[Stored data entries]

----

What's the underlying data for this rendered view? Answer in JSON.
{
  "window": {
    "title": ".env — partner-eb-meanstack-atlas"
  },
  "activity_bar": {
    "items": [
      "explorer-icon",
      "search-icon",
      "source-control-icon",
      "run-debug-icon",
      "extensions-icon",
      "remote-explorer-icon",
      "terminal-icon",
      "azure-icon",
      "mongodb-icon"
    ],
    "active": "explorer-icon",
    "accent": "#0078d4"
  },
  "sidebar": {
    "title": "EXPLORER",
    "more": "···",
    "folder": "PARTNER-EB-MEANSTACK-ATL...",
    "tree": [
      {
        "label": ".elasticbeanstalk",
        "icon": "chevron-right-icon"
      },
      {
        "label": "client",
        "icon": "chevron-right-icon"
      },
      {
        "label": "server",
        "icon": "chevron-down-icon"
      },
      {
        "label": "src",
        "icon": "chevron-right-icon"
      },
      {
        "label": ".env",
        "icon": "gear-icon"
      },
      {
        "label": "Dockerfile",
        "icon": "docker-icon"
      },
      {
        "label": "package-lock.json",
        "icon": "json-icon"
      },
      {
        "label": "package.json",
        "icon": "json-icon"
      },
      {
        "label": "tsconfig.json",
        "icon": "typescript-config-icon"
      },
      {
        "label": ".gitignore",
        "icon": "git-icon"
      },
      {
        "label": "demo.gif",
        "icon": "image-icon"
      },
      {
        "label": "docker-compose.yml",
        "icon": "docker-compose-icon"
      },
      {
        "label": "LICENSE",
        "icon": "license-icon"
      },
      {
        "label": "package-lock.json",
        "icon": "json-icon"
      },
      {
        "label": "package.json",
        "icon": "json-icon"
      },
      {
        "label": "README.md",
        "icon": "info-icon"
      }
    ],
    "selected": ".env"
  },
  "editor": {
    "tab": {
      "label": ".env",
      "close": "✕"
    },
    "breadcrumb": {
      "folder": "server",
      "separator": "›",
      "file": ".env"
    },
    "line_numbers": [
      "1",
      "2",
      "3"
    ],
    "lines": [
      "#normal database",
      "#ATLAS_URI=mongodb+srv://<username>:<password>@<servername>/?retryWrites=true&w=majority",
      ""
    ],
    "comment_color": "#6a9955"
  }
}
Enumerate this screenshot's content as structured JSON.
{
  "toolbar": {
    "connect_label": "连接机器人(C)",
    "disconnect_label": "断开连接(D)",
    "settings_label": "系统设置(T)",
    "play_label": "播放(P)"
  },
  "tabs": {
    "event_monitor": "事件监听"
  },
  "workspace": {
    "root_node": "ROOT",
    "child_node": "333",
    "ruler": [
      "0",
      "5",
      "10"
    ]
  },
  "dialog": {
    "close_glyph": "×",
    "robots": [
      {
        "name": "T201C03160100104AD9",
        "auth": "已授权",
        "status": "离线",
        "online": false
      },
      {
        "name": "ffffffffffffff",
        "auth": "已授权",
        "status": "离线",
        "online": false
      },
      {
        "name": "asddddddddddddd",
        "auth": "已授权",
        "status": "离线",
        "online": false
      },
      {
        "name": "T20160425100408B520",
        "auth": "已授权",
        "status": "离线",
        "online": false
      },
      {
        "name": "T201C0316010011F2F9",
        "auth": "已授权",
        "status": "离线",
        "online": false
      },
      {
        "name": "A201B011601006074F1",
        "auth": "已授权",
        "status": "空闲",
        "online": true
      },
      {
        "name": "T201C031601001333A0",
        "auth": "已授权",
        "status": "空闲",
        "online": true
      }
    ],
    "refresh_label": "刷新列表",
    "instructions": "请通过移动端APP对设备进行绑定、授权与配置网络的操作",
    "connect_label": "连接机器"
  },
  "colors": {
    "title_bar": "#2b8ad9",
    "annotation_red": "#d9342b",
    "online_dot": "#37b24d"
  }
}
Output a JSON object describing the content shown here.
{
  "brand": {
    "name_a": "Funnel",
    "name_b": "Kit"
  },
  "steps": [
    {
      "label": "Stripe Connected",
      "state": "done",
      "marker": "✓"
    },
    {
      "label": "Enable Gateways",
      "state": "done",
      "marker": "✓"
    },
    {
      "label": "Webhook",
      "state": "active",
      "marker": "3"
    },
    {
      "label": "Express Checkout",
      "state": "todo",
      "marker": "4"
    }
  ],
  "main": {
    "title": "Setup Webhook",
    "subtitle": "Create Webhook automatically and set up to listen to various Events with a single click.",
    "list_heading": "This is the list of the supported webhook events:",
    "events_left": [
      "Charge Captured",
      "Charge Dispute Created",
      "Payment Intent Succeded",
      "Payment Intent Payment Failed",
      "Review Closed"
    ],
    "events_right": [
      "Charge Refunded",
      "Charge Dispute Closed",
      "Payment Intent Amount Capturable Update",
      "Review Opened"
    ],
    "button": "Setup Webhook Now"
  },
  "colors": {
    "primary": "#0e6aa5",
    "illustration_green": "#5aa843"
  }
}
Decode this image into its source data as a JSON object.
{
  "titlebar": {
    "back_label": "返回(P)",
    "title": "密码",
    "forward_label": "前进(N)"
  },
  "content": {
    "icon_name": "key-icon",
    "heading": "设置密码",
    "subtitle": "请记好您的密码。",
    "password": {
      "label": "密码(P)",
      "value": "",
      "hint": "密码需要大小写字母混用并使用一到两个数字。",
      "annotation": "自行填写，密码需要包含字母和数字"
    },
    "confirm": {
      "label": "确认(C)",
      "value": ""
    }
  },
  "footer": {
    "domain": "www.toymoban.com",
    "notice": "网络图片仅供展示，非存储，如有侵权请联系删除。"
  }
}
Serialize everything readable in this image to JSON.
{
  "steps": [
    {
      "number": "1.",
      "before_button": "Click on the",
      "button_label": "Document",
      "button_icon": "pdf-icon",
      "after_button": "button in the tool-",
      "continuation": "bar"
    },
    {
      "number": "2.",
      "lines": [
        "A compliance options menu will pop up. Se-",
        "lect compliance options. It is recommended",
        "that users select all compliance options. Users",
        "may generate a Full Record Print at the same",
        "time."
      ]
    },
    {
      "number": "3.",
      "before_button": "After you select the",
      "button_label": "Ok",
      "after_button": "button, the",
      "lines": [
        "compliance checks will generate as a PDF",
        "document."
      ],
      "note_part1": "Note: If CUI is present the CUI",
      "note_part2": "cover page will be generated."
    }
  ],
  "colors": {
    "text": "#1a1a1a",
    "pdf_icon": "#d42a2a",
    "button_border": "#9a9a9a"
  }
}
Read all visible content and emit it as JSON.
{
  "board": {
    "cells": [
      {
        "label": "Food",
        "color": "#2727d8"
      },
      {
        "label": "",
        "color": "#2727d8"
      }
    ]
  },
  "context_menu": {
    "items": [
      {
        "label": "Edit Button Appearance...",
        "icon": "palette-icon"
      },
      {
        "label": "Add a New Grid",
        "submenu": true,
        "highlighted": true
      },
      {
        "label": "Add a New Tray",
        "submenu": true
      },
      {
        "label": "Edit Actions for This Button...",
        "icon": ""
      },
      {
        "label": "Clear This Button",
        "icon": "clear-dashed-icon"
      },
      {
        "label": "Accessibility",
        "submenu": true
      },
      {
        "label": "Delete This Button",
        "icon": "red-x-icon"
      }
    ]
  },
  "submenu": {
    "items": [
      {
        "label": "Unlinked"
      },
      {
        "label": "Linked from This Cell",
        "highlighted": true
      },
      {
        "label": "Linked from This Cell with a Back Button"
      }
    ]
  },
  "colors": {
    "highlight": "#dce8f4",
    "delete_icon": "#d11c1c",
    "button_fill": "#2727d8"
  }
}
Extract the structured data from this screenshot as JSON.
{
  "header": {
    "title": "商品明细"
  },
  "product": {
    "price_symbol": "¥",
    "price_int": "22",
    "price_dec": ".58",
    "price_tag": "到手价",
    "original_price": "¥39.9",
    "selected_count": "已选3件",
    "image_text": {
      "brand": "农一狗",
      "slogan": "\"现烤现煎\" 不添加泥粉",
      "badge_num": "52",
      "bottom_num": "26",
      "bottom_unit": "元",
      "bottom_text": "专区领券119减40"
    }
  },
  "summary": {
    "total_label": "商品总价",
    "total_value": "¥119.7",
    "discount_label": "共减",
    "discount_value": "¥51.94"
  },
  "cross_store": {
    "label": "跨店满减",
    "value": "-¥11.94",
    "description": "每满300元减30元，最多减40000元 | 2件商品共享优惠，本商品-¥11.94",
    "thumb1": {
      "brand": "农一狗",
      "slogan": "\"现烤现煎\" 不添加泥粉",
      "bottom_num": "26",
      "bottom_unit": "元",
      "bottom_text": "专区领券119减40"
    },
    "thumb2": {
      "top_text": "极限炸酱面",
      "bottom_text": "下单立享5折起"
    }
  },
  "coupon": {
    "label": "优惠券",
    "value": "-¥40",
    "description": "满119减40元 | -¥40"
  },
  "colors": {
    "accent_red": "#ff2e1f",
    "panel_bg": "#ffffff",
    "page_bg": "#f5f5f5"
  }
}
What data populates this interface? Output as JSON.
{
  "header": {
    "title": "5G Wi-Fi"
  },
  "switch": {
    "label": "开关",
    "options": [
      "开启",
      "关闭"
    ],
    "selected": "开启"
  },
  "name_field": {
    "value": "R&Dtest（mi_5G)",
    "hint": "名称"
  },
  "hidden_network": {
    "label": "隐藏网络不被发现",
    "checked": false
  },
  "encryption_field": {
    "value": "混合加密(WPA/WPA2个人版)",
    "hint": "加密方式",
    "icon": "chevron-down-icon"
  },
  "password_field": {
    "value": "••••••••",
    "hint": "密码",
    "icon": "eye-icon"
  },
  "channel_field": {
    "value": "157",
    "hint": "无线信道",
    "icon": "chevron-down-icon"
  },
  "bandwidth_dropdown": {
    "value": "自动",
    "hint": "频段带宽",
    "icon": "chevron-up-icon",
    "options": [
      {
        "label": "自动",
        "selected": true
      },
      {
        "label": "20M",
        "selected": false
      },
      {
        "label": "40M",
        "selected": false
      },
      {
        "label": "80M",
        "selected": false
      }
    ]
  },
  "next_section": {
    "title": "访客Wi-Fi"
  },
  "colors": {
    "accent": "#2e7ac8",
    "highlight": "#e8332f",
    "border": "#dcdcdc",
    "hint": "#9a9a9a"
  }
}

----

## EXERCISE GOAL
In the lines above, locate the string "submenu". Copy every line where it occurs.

## TASK ANSWER
        "submenu": true,
        "submenu": true
        "submenu": true
  "submenu": {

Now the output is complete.